Getting food from the farm to our fork eats up 10 percent of the total U.S. energy budget, uses 50 percent of U.S.
land, and swallows 80 percent of all freshwater consumed in the United States.
Yet, 40 percent of food in the United States today goes uneaten.
This not only means that Americans are throwing out the equivalent of $165billion each year, but also that the uneaten food ends up rotting in landfills as the single largest component of U.S. municipal solid waste where it accounts for almost 25 percent of U.S. methane emissions.
Reducing food losses by just 15 percent would be enough food to feed more than 25 million Americans, producing an extra $24billion opportunity in sales every year, at a time when one in six Americans lack a secure supply of food to their tables.
Increasing the efficiency of our food system is a triple-bottom-line solution that requires collaborative efforts by businesses, governments and consumers.
The U.S. government should conduct a comprehensive study of losses in our food system and set national goals for waste reduction
Businesses should seize opportunities to streamline their own operations, reduce food losses and save

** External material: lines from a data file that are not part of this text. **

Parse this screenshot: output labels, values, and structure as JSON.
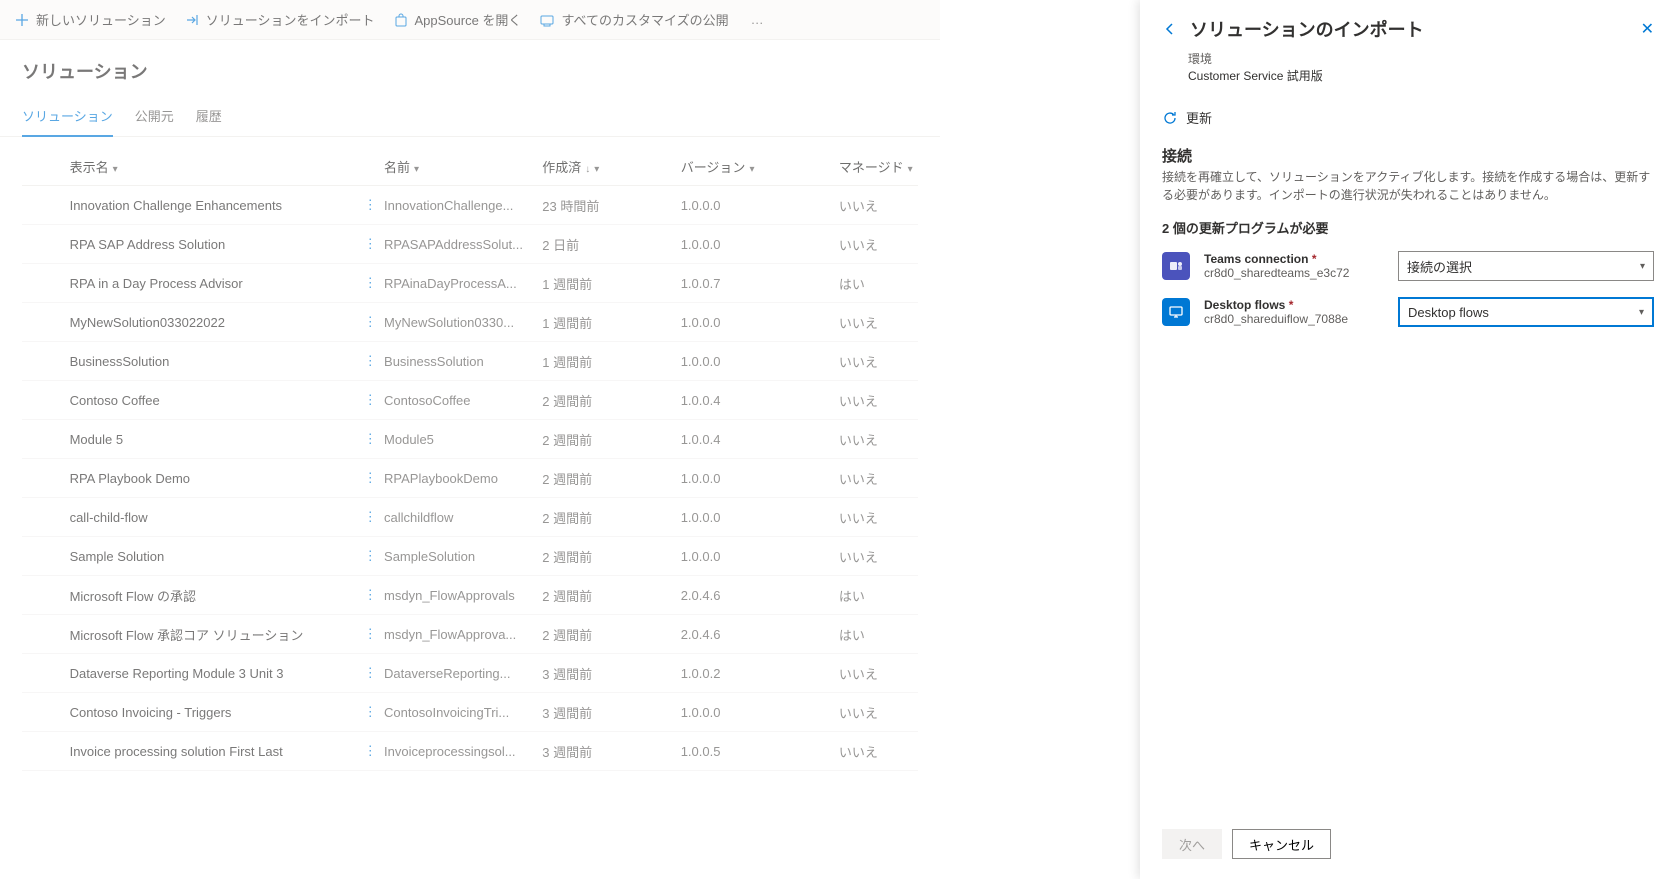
{
  "cmdbar": {
    "new": "新しいソリューション",
    "import": "ソリューションをインポート",
    "appsource": "AppSource を開く",
    "publish": "すべてのカスタマイズの公開",
    "more": "…"
  },
  "page": {
    "title": "ソリューション"
  },
  "tabs": {
    "solutions": "ソリューション",
    "publishers": "公開元",
    "history": "履歴"
  },
  "grid": {
    "cols": {
      "display": "表示名",
      "name": "名前",
      "created": "作成済",
      "version": "バージョン",
      "managed": "マネージド"
    },
    "rows": [
      {
        "display": "Innovation Challenge Enhancements",
        "name": "InnovationChallenge...",
        "created": "23 時間前",
        "version": "1.0.0.0",
        "managed": "いいえ"
      },
      {
        "display": "RPA SAP Address Solution",
        "name": "RPASAPAddressSolut...",
        "created": "2 日前",
        "version": "1.0.0.0",
        "managed": "いいえ"
      },
      {
        "display": "RPA in a Day Process Advisor",
        "name": "RPAinaDayProcessA...",
        "created": "1 週間前",
        "version": "1.0.0.7",
        "managed": "はい"
      },
      {
        "display": "MyNewSolution033022022",
        "name": "MyNewSolution0330...",
        "created": "1 週間前",
        "version": "1.0.0.0",
        "managed": "いいえ"
      },
      {
        "display": "BusinessSolution",
        "name": "BusinessSolution",
        "created": "1 週間前",
        "version": "1.0.0.0",
        "managed": "いいえ"
      },
      {
        "display": "Contoso Coffee",
        "name": "ContosoCoffee",
        "created": "2 週間前",
        "version": "1.0.0.4",
        "managed": "いいえ"
      },
      {
        "display": "Module 5",
        "name": "Module5",
        "created": "2 週間前",
        "version": "1.0.0.4",
        "managed": "いいえ"
      },
      {
        "display": "RPA Playbook Demo",
        "name": "RPAPlaybookDemo",
        "created": "2 週間前",
        "version": "1.0.0.0",
        "managed": "いいえ"
      },
      {
        "display": "call-child-flow",
        "name": "callchildflow",
        "created": "2 週間前",
        "version": "1.0.0.0",
        "managed": "いいえ"
      },
      {
        "display": "Sample Solution",
        "name": "SampleSolution",
        "created": "2 週間前",
        "version": "1.0.0.0",
        "managed": "いいえ"
      },
      {
        "display": "Microsoft Flow の承認",
        "name": "msdyn_FlowApprovals",
        "created": "2 週間前",
        "version": "2.0.4.6",
        "managed": "はい"
      },
      {
        "display": "Microsoft Flow 承認コア ソリューション",
        "name": "msdyn_FlowApprova...",
        "created": "2 週間前",
        "version": "2.0.4.6",
        "managed": "はい"
      },
      {
        "display": "Dataverse Reporting Module 3 Unit 3",
        "name": "DataverseReporting...",
        "created": "3 週間前",
        "version": "1.0.0.2",
        "managed": "いいえ"
      },
      {
        "display": "Contoso Invoicing - Triggers",
        "name": "ContosoInvoicingTri...",
        "created": "3 週間前",
        "version": "1.0.0.0",
        "managed": "いいえ"
      },
      {
        "display": "Invoice processing solution First Last",
        "name": "Invoiceprocessingsol...",
        "created": "3 週間前",
        "version": "1.0.0.5",
        "managed": "いいえ"
      }
    ]
  },
  "panel": {
    "title": "ソリューションのインポート",
    "env_label": "環境",
    "env_name": "Customer Service 試用版",
    "refresh": "更新",
    "sec_title": "接続",
    "sec_desc": "接続を再確立して、ソリューションをアクティブ化します。接続を作成する場合は、更新する必要があります。インポートの進行状況が失われることはありません。",
    "sec_sub": "2 個の更新プログラムが必要",
    "conns": [
      {
        "name": "Teams connection",
        "id": "cr8d0_sharedteams_e3c72",
        "select": "接続の選択",
        "icon": "teams"
      },
      {
        "name": "Desktop flows",
        "id": "cr8d0_shareduiflow_7088e",
        "select": "Desktop flows",
        "icon": "desktop",
        "focus": true
      }
    ],
    "next": "次へ",
    "cancel": "キャンセル"
  }
}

money; and consumers can waste less food by shopping wisely, knowing when food goes bad, buying produce that
is perfectly edible even if it’s less cosmetically attractive, cooking only the amount of food they need, and eating